St. Louis just experienced one of its coldest and snowiest weeks in recent years. However, to any of its longtime residents, this is certainly not the first time that weather like this has come to the area. In the past decade, St. Louis has experienced relatively mild winter seasons, with only a few major snows. However, going back further in St. Louis history, there were plenty of years that were significantly colder or snowier than last week.
St. Louis recorded its coldest day on record in 1884, on January 4th. This was an extremely cold day, with temperatures reaching as low as 26 degrees below zero. On this record cold night, the St. Nicholas Hotel, located on 4th Street, between Morgan and Franklin ( today’s Delmar and Martin Luther King), caught fire as the building had lit its furnaces and tried to keep the place warm in the extreme cold. Newspapers at the time said that the building really didn’t qualify as a hotel on that night, because only the shops on the lower floor were occupied during the fire, and fortunately, nobody was staying in the hotel that night. The St. Nicholas Hotel was completely destroyed, but it was later rebuilt in 1893 by Louis Sullivan, at 8th and Locust. The new St. Nicholas also suffered a fire, and was converted to office space, before eventually being demolished in 1972.
In 19th century St. Louis, it often got so cold for an extended period of time that the Mississippi River would regularly freeze solid. A picture from January 1873 shows the river frozen over, as the pillars for the then incomplete Eads Bridge sticking through the ice in the frozen river.
In the early 20th century, the frozen river became a popular spot to buy liquor on Sundays in the winter. Missouri had laws at the time that forbade anyone from selling alcohol on Sundays. To get around this law, St. Louisans would walk out into the middle of the frozen river, where neither Missouri nor Illinois enforced liquor laws, and set up stands to sell booze. A popular tradition for St. Louisans was to traverse out into the middle of the icy river and patronize these stands during the coldest days of the year. However, after prohibition passed in 1919, this pastime quickly died off.
Throughout the early 20th century, the city had numerous cold and snowy winters, none of which were as cold as January 1884, however. In 1912, a snowfall of 15.5 inches was the highest on record for the century.
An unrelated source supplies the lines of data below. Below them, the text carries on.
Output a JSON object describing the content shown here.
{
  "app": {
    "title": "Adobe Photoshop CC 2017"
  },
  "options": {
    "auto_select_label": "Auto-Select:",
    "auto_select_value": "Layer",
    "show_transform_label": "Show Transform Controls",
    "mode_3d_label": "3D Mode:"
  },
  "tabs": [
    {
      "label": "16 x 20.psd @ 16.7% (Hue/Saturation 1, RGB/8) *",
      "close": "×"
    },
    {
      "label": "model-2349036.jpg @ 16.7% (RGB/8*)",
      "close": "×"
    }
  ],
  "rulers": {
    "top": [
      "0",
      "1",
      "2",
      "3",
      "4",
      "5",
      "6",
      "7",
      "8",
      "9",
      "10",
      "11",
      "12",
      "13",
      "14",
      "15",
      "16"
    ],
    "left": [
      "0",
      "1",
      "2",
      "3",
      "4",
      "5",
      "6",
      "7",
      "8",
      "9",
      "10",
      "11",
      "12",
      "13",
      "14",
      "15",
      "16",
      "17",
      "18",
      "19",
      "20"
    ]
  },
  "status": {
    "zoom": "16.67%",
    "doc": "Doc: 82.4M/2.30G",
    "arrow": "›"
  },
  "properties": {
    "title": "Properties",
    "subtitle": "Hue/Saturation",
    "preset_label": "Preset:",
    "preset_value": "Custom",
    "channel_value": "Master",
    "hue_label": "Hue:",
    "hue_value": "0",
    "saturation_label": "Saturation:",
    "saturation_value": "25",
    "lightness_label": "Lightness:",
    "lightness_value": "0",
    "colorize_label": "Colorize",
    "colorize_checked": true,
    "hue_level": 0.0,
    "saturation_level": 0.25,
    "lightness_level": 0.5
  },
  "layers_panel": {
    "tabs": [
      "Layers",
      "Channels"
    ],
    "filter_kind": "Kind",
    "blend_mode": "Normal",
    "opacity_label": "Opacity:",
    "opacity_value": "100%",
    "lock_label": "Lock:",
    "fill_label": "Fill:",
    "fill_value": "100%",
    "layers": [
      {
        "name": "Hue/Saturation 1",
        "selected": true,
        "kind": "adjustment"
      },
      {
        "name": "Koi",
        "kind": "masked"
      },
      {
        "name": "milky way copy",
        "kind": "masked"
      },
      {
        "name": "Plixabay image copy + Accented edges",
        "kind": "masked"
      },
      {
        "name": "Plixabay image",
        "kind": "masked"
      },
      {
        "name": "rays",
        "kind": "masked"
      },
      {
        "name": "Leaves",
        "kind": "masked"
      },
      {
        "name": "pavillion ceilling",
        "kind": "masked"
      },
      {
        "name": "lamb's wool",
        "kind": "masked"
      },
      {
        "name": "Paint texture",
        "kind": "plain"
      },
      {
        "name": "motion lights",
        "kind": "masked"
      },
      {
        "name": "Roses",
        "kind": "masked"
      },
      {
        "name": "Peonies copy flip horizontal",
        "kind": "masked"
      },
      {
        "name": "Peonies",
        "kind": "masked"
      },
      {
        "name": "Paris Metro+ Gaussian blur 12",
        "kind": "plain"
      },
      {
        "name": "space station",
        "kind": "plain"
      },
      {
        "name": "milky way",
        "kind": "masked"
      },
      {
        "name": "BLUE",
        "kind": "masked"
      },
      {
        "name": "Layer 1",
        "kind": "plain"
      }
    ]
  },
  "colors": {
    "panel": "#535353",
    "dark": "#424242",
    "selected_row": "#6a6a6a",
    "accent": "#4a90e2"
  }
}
It was only beaten by an 1890 snowfall of 20.4 inches. (St. Louis Post-Dispatch)
The most memorable snowstorm in recent St. Louis history is the Blizzard of 1982. This blizzard was recorded with over 13 inches of snow, and is well remembered by older residents of the city. During this snow, α thunderstorm turned into a blizzard, and blanketed the area with an unexpected snowfall. Of all of the major winter storms in St. Louis, this is the most photographed and recorded.
As we experience the coldest and snowiest part of the winter this year, we should remember the numerous winter storms that have occurred here throughout our history.
A row of houses on Mississippi Ave during the snow in 2021.